WORK REQUEST
Determine how many lines in the entries below contain the word "icon". The reply is that number alone.

EXTRACTED RECORDS
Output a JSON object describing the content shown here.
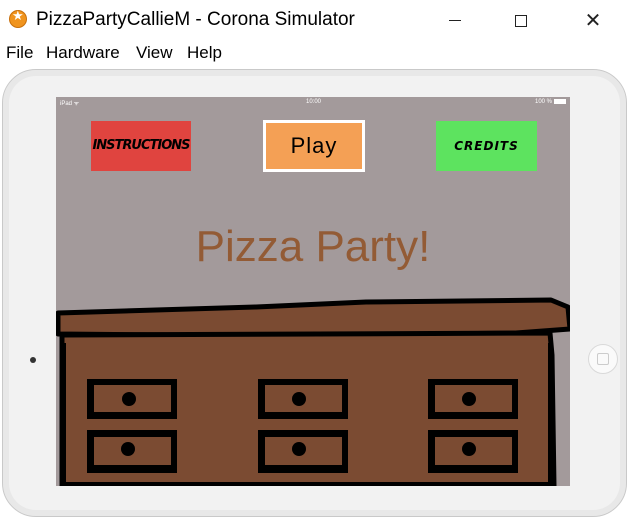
{
  "window": {
    "title": "PizzaPartyCallieM - Corona Simulator",
    "minimize_icon": "minimize-icon",
    "maximize_icon": "maximize-icon",
    "close_glyph": "✕"
  },
  "menu": {
    "items": [
      "File",
      "Hardware",
      "View",
      "Help"
    ]
  },
  "status_bar": {
    "carrier": "iPad ᯤ",
    "time": "10:00",
    "battery": "100 %"
  },
  "game": {
    "instructions_label": "INSTRUCTIONS",
    "play_label": "Play",
    "credits_label": "CREDITS",
    "title": "Pizza Party!"
  },
  "colors": {
    "screen_background": "#a39a9b",
    "instructions_button": "#e0443f",
    "play_button": "#f4a055",
    "credits_button": "#5de35f",
    "title_text": "#935b35",
    "desk_wood": "#7b4b32",
    "desk_outline": "#000000"
  }
}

SOLUTION
2